What followed was perhaps more emotional and honest than Sprung, 69, was prepared for. When Golden asked her why she was painting, Sprung burst into tears and told the Conservative and the Obamas about the loss of her father when she was just 6 – a tragedy that led her to the art.

After her death, she did not speak for a year. “From then on, I think my orientation was to observe things and try to understand what was going on around me,” she said.

“When you live in a family with a lot of stress and trauma, people don’t tell the truth, so reading people’s faces became necessary for me to function.”

Sprung has been an artist since those difficult childhood days in Glen Cove, NY She remembers doing illustrations of her mother getting ready to go on dates. At age 16, Sprung began traveling to Manhattan on Saturdays to attend the Art Students League, where she now teaches. She remembers being inspired by the diverse faces she saw around the city – a stark contrast to her homogenous hometown.

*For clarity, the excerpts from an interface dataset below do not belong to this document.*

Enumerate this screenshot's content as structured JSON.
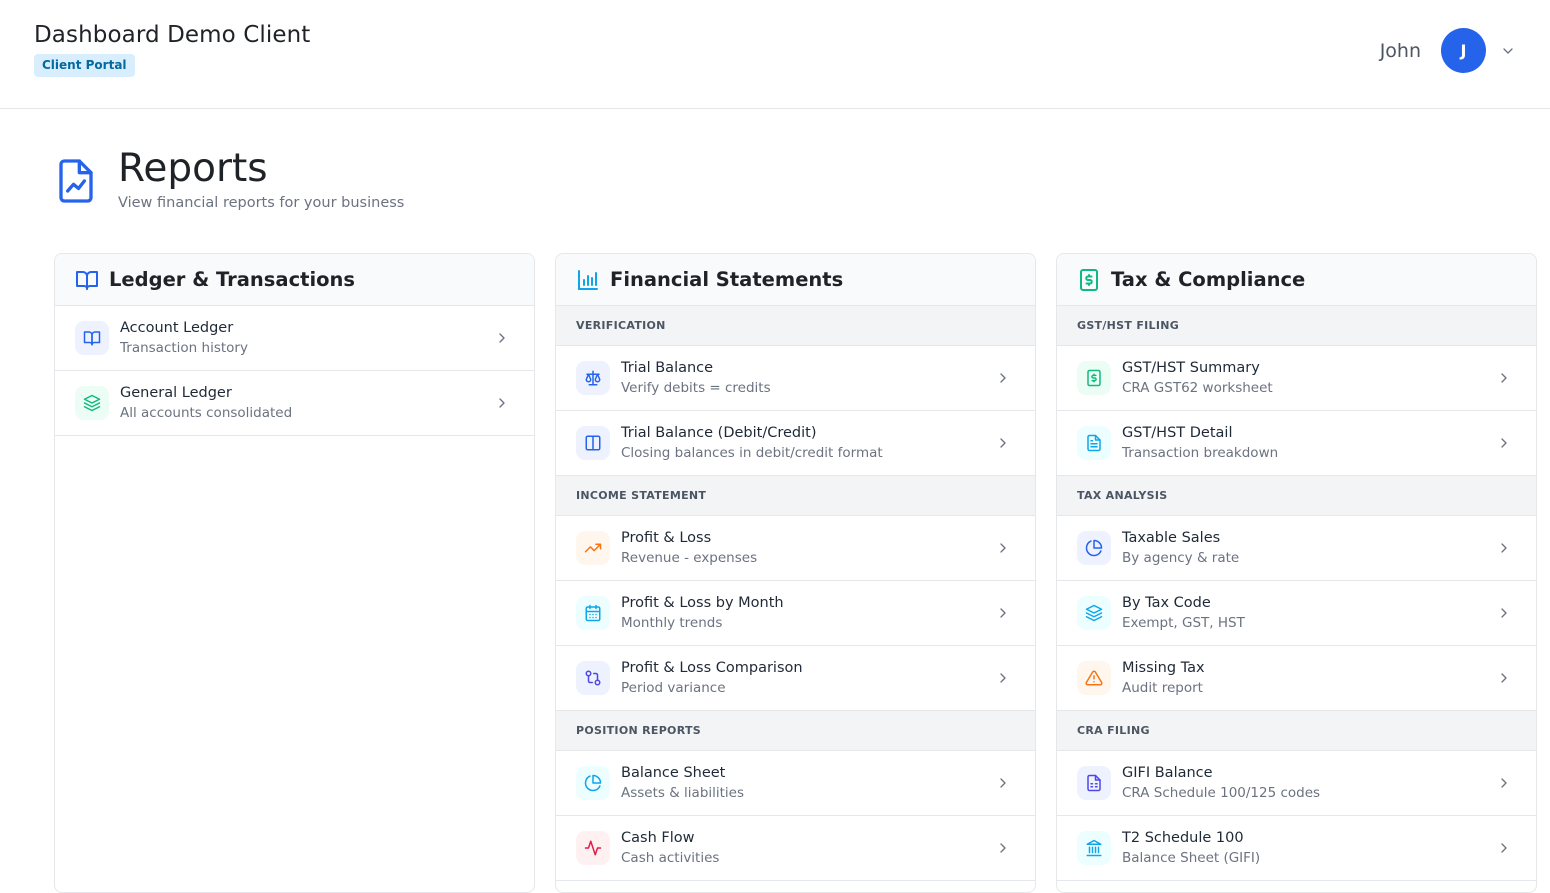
{
  "header": {
    "title": "Dashboard Demo Client",
    "badge": "Client Portal",
    "user_name": "John",
    "avatar_initial": "J"
  },
  "page": {
    "title": "Reports",
    "subtitle": "View financial reports for your business"
  },
  "colors": {
    "accent": "#2563eb",
    "badge_bg": "#d8eefc",
    "badge_text": "#0369a1"
  },
  "ledger": {
    "title": "Ledger & Transactions",
    "icon": "book-open-icon",
    "items": [
      {
        "title": "Account Ledger",
        "sub": "Transaction history",
        "icon": "book-icon"
      },
      {
        "title": "General Ledger",
        "sub": "All accounts consolidated",
        "icon": "layers-icon"
      }
    ]
  },
  "financial": {
    "title": "Financial Statements",
    "icon": "bar-chart-icon",
    "sections": [
      {
        "label": "VERIFICATION",
        "items": [
          {
            "title": "Trial Balance",
            "sub": "Verify debits = credits",
            "icon": "scale-icon"
          },
          {
            "title": "Trial Balance (Debit/Credit)",
            "sub": "Closing balances in debit/credit format",
            "icon": "columns-icon"
          }
        ]
      },
      {
        "label": "INCOME STATEMENT",
        "items": [
          {
            "title": "Profit & Loss",
            "sub": "Revenue - expenses",
            "icon": "trending-up-icon"
          },
          {
            "title": "Profit & Loss by Month",
            "sub": "Monthly trends",
            "icon": "calendar-icon"
          },
          {
            "title": "Profit & Loss Comparison",
            "sub": "Period variance",
            "icon": "compare-icon"
          }
        ]
      },
      {
        "label": "POSITION REPORTS",
        "items": [
          {
            "title": "Balance Sheet",
            "sub": "Assets & liabilities",
            "icon": "pie-chart-icon"
          },
          {
            "title": "Cash Flow",
            "sub": "Cash activities",
            "icon": "activity-icon"
          }
        ]
      }
    ]
  },
  "tax": {
    "title": "Tax & Compliance",
    "icon": "dollar-document-icon",
    "sections": [
      {
        "label": "GST/HST FILING",
        "items": [
          {
            "title": "GST/HST Summary",
            "sub": "CRA GST62 worksheet",
            "icon": "dollar-document-icon"
          },
          {
            "title": "GST/HST Detail",
            "sub": "Transaction breakdown",
            "icon": "file-text-icon"
          }
        ]
      },
      {
        "label": "TAX ANALYSIS",
        "items": [
          {
            "title": "Taxable Sales",
            "sub": "By agency & rate",
            "icon": "pie-chart-icon"
          },
          {
            "title": "By Tax Code",
            "sub": "Exempt, GST, HST",
            "icon": "layers-icon"
          },
          {
            "title": "Missing Tax",
            "sub": "Audit report",
            "icon": "alert-triangle-icon"
          }
        ]
      },
      {
        "label": "CRA FILING",
        "items": [
          {
            "title": "GIFI Balance",
            "sub": "CRA Schedule 100/125 codes",
            "icon": "file-spreadsheet-icon"
          },
          {
            "title": "T2 Schedule 100",
            "sub": "Balance Sheet (GIFI)",
            "icon": "landmark-icon"
          }
        ]
      }
    ]
  }
}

“Where I grew up, every house was the same. The lawns were the same. It was just repeat, repeat, repeat,” she said. “Entering the city was this wonderful world where you saw all these faces and everyone was different.”

At 19, Sprung dropped out of Cornell University to pursue art full-time, a decision that isolated her from her family. “I really had no choice at that point but to succeed, and I had to do it quickly because I had no money or support,” she said. She wrote to artists she admired and met Aaron Shikler, who coincidentally had painted official portraits of Jacqueline Kennedy, Nancy Reagan and former President John F. Kennedy.

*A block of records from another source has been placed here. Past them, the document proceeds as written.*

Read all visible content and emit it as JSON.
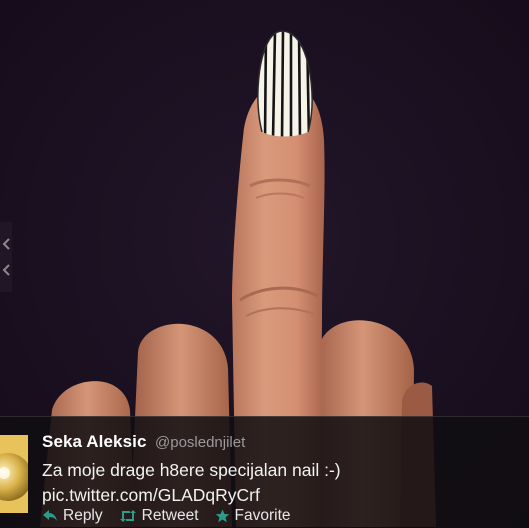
{
  "tweet": {
    "author": {
      "display_name": "Seka Aleksic",
      "handle": "@poslednjilet",
      "avatar_icon": "avatar-image"
    },
    "text": "Za moje drage h8ere specijalan nail :-)",
    "media_link": "pic.twitter.com/GLADqRyCrf"
  },
  "actions": {
    "reply_label": "Reply",
    "retweet_label": "Retweet",
    "favorite_label": "Favorite"
  },
  "colors": {
    "background": "#170d1d",
    "action_icon": "#2b9c8c",
    "caption_bg": "#100e12"
  }
}
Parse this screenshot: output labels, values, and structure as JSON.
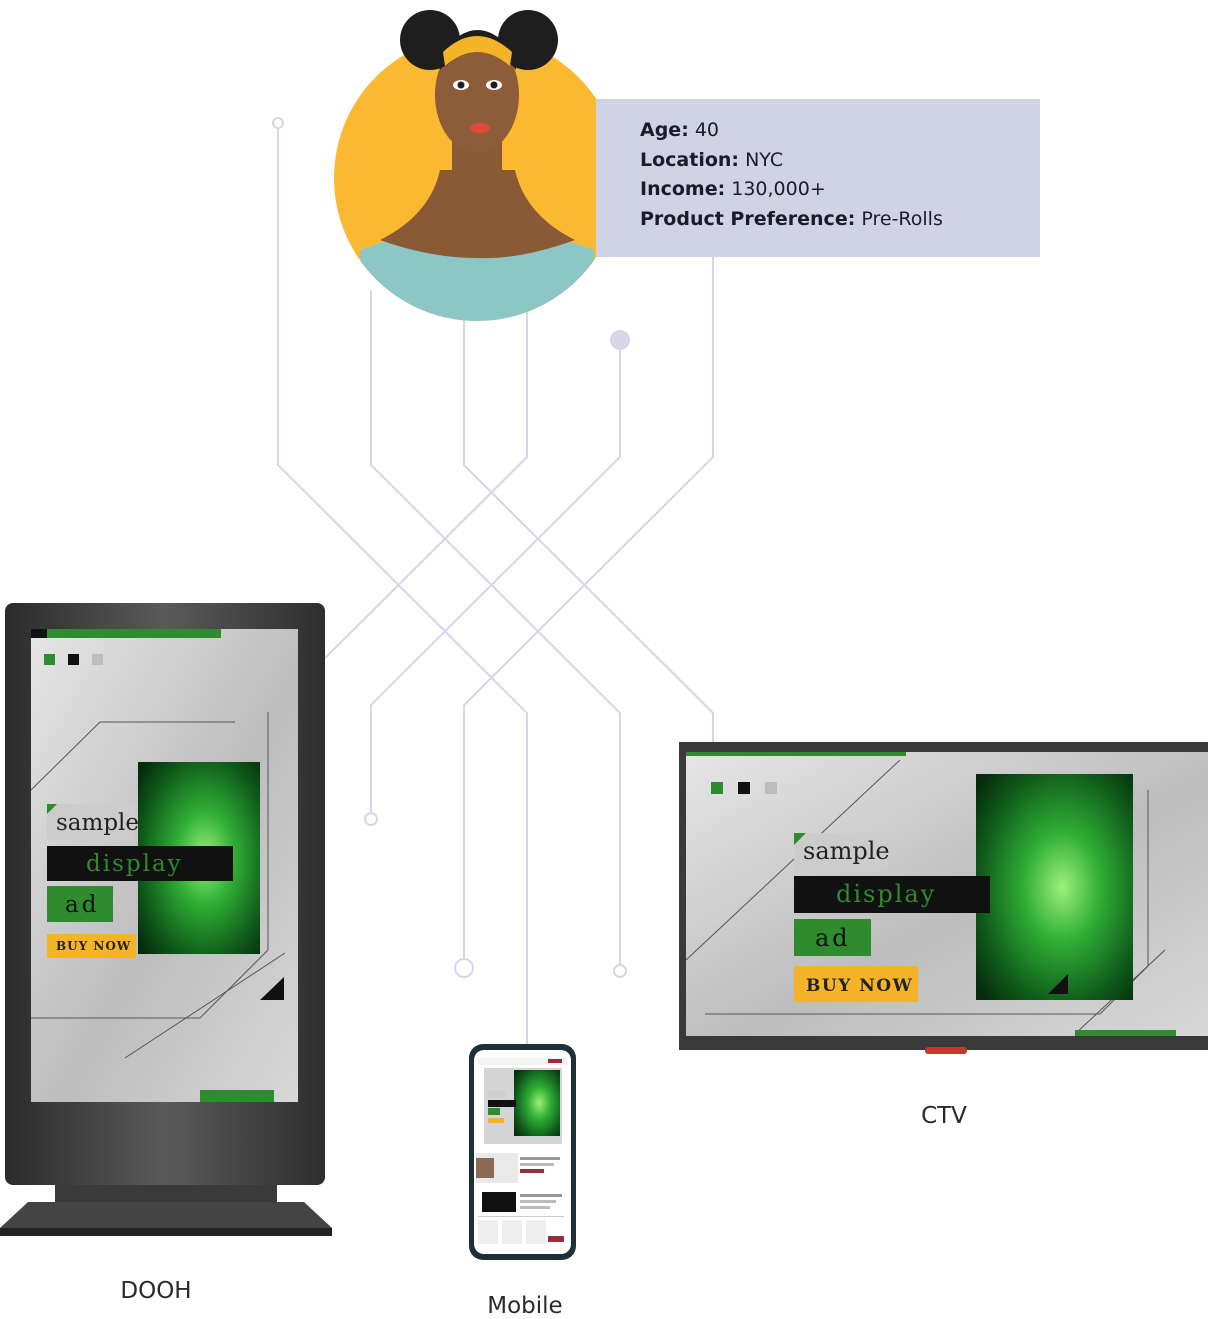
{
  "persona": {
    "age_label": "Age:",
    "age_value": "40",
    "location_label": "Location:",
    "location_value": "NYC",
    "income_label": "Income:",
    "income_value": "130,000+",
    "preference_label": "Product Preference:",
    "preference_value": "Pre-Rolls"
  },
  "ad": {
    "line1": "sample",
    "line2": "display",
    "line3": "ad",
    "cta": "BUY NOW"
  },
  "devices": {
    "dooh": "DOOH",
    "mobile": "Mobile",
    "ctv": "CTV"
  },
  "colors": {
    "avatar_bg": "#fbb931",
    "card_bg": "#cfd3e3",
    "connector": "#d3d7e6",
    "accent_green": "#2e8b2e",
    "cta_yellow": "#f5b428"
  }
}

Sprung describes his career as a “slow rise”. The same gallery, Gallery Henoch in New York, has exhibited her work for four decades (she is presenting a solo exhibition there in October). She didn’t begin to feel like she had truly “made it” until she was hired to paint portraits honoring congresswomen – first, Jeannette Rankin, whom she painted at the early 2000s, and later Patsy Mink.

“I felt very empowered by it,” she said. “I painted women I admired, who took risks, had guts, who succeeded the hard way.”

Sprung is an evocative painter, and her rich, gestural work reflects her love of oil paint, which she describes as “sensual” and “almost alive.” She painted lonely, brooding women and bright-eyed children. Her portrayal of Rankin, the first woman elected to Congress, was so striking it brought Rankin’s nephew to tears.

For nine months, Sprung toiled over the portrait of Michelle Obama. She began by sketching the first lady in the White House, then worked on the painting in her Brooklyn studio. Obama visited Sprung’s home to approve the final piece.

The portrait became so real to her that she found herself saying hello and goodnight to the first lady’s likeness, even asking her for help with the painting.

Sprung said she felt an artistic freedom while working because it was clear the first lady trusted her. Obama did not ask for reference photos or offer commentary throughout the process. “I could express myself because no one was looking over my shoulder and saying, ‘Oh, I don’t like my eyebrows,'” Sprung said.

The final portrait shows Obama in a blue dress on a red couch and is rendered in a style that Sprung calls “contemporary realism” for its bold, modern colors. “I think I have an idea of ​​who she is,” Sprung said of the former first lady. “Not with words. I couldn’t describe it. It’s different, a kind of intimate knowledge.